Problem description ▸
Scan each line of the records for the word "expires" and extract the ones that have it.

Excerpts from an interface dataset ▸

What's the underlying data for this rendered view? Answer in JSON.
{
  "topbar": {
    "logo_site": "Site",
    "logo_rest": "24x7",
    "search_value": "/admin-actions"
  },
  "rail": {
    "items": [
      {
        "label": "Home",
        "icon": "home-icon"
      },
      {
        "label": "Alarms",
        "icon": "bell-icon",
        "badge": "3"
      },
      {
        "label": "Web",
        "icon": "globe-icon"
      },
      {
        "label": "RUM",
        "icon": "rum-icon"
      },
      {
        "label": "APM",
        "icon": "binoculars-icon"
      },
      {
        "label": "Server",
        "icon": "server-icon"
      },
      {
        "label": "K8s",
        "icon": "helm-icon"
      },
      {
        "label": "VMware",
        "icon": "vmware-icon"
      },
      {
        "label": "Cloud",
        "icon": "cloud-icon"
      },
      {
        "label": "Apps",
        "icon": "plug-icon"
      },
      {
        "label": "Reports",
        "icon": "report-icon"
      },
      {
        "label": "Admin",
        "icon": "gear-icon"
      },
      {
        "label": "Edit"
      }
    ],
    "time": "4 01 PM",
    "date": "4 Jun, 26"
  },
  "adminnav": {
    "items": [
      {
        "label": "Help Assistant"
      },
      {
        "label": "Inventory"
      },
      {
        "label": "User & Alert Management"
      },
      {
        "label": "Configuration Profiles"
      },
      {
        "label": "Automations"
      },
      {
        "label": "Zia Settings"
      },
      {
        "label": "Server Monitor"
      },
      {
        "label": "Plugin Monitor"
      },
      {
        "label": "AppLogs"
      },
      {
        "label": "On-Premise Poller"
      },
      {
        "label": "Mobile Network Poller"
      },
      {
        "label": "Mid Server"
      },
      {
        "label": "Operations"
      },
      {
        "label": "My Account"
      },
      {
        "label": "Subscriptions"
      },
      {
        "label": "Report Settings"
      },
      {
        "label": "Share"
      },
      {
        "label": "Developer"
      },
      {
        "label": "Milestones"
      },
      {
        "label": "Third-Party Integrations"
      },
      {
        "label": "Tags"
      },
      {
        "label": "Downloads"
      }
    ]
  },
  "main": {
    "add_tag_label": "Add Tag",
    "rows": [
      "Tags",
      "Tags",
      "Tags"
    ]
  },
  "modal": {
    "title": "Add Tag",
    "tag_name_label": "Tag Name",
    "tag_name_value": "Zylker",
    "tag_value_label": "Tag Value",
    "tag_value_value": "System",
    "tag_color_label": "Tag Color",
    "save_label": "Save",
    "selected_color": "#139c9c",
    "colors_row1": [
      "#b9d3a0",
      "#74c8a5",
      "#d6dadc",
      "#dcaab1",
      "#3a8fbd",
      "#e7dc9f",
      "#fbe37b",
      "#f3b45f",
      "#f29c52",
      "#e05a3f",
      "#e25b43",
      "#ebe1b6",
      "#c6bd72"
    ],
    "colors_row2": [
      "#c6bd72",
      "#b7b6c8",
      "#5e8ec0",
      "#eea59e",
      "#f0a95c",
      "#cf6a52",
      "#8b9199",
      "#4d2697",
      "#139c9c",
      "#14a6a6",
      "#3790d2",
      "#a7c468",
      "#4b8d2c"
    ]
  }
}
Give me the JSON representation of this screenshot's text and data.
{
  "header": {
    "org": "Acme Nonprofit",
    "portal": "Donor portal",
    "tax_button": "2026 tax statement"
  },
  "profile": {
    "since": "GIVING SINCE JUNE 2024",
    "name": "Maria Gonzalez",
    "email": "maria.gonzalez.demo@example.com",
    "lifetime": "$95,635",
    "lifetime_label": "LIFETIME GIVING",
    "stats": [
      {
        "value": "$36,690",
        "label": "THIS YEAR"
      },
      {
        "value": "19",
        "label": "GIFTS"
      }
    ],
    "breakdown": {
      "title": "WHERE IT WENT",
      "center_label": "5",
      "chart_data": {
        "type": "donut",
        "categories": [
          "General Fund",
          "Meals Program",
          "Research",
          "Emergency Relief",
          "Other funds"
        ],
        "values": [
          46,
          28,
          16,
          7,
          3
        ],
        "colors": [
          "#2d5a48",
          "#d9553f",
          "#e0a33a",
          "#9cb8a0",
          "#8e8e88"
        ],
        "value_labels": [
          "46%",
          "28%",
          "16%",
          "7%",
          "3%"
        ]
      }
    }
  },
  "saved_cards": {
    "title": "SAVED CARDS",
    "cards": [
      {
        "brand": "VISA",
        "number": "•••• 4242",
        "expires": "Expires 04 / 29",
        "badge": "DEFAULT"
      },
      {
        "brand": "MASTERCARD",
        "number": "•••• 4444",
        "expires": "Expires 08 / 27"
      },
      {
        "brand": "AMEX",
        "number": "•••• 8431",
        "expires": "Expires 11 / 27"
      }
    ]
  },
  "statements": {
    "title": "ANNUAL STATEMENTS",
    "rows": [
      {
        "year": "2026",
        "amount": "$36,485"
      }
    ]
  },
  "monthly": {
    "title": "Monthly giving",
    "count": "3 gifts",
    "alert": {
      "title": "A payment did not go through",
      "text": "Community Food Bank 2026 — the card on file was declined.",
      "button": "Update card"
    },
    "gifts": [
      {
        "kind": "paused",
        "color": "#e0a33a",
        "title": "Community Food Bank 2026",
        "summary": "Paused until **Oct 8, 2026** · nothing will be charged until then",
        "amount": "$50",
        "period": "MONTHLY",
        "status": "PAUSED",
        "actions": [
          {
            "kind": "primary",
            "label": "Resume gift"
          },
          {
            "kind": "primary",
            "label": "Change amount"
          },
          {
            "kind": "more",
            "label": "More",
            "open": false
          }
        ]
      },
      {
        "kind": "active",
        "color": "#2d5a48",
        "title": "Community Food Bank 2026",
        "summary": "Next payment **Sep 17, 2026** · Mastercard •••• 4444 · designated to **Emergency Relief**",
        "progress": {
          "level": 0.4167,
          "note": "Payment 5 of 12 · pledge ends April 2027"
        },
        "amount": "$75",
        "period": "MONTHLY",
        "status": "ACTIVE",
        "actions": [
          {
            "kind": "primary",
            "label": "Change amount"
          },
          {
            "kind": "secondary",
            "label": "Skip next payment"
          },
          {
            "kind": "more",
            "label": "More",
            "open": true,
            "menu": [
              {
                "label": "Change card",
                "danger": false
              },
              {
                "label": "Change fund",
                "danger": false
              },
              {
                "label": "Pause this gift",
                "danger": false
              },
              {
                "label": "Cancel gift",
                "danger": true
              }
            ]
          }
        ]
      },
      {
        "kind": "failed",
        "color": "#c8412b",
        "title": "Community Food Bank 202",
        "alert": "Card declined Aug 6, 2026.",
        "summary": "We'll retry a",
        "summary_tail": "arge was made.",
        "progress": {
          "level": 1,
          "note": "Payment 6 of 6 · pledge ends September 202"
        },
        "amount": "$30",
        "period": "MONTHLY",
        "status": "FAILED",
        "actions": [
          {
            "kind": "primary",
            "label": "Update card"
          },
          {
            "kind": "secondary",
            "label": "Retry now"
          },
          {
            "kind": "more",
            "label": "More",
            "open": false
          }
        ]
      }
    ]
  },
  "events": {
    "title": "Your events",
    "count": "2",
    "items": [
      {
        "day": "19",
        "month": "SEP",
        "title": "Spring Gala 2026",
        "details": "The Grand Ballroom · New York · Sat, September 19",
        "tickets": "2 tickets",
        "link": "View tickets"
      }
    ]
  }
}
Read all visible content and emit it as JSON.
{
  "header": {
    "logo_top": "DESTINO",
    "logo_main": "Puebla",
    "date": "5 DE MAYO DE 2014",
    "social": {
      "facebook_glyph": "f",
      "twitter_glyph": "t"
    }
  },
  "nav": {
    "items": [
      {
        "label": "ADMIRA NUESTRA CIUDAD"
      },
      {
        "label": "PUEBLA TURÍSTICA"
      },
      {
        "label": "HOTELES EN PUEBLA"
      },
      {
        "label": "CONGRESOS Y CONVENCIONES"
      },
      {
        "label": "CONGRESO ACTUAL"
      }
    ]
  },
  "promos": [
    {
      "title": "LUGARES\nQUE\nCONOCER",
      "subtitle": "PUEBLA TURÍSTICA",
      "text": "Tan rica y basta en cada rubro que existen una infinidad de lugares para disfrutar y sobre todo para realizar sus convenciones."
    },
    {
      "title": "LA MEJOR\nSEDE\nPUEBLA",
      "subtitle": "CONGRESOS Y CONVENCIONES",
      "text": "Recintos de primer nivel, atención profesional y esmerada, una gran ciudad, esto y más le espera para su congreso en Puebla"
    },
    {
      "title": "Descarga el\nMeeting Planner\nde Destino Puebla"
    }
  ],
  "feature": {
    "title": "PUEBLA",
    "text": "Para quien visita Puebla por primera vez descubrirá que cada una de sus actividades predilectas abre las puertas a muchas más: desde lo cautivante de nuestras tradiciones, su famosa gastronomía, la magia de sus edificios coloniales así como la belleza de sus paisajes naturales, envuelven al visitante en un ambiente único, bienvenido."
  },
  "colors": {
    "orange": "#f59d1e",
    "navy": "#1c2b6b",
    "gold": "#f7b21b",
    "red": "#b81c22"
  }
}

Response ▸
        "expires": "Expires 04 / 29",
        "expires": "Expires 08 / 27"
        "expires": "Expires 11 / 27"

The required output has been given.